Collection entries
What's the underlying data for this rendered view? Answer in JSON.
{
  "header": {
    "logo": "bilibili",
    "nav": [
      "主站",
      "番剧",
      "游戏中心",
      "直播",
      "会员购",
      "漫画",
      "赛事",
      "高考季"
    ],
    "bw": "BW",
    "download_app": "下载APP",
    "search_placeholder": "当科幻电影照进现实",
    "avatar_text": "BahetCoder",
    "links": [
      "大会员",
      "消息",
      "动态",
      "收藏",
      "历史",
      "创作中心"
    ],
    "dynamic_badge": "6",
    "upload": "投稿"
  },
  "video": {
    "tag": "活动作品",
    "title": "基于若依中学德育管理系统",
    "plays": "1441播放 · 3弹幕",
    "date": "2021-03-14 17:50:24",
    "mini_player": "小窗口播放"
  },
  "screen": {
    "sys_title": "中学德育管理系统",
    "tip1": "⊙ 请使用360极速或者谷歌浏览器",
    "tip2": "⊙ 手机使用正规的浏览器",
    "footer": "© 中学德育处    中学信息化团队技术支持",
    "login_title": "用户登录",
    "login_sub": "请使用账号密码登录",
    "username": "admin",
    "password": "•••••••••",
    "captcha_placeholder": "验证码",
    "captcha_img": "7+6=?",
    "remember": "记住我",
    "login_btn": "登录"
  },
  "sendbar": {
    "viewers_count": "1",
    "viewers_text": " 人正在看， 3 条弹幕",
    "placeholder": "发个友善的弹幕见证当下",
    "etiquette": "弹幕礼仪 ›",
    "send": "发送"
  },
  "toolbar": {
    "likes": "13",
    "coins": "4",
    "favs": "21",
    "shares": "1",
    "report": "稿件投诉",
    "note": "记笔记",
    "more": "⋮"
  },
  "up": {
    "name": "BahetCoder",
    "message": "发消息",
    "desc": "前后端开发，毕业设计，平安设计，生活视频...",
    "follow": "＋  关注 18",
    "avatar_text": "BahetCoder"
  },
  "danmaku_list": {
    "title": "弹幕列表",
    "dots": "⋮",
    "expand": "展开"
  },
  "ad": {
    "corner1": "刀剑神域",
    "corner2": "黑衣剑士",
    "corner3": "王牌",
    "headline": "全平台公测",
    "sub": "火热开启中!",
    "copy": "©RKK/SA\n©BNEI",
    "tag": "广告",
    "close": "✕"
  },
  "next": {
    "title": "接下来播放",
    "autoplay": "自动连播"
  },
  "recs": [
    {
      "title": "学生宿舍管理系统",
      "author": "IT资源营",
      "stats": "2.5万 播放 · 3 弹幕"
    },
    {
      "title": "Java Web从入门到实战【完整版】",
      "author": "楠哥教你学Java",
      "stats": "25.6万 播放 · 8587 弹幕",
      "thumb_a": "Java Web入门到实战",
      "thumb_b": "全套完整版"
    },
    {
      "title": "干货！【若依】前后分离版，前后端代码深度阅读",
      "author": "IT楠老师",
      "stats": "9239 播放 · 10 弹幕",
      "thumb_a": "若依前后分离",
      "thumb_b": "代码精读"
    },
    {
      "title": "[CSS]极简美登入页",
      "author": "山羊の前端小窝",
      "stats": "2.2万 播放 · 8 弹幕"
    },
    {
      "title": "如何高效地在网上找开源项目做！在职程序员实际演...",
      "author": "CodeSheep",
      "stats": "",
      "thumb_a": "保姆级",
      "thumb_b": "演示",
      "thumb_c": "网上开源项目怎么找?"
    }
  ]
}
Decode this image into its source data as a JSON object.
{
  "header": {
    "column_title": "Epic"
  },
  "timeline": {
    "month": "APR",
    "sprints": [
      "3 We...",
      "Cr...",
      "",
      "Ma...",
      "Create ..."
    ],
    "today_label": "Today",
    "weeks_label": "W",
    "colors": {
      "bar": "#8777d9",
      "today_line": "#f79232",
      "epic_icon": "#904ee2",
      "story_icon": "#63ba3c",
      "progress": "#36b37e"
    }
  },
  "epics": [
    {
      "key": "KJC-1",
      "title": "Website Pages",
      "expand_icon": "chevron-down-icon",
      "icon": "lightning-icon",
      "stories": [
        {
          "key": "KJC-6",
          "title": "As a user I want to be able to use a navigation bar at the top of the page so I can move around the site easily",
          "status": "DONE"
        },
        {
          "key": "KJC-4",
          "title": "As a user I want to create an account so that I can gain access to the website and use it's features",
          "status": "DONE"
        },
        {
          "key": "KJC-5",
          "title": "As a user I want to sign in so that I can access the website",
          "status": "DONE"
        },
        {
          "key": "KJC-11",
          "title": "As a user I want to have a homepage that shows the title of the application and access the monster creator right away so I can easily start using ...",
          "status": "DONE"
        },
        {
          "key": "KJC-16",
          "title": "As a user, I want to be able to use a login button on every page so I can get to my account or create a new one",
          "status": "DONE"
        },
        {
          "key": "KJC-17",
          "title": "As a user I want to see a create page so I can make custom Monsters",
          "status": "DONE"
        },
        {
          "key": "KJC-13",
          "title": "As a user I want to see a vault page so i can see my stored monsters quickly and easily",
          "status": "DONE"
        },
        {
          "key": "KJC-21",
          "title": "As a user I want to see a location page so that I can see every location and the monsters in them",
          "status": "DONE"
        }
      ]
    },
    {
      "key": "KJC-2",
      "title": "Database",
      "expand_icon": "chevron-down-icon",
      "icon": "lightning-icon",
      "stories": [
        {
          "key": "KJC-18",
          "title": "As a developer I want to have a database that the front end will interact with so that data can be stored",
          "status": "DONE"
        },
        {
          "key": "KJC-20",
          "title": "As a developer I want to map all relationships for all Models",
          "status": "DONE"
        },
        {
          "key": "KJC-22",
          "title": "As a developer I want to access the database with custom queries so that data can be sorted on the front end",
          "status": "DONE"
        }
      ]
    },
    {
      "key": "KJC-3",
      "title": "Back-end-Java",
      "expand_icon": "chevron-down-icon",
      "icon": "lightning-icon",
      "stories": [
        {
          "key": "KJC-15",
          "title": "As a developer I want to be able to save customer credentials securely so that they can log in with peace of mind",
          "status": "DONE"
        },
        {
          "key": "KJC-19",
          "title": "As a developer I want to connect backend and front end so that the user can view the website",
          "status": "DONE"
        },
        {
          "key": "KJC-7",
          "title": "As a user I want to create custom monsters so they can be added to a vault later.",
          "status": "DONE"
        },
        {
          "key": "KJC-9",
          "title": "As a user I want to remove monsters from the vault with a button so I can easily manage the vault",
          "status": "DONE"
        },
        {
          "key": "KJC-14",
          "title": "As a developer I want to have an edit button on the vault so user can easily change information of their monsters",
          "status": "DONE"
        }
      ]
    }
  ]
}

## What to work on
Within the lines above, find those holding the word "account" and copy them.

## Task output
          "title": "As a user I want to create an account so that I can gain access to the website and use it's features",
          "title": "As a user, I want to be able to use a login button on every page so I can get to my account or create a new one",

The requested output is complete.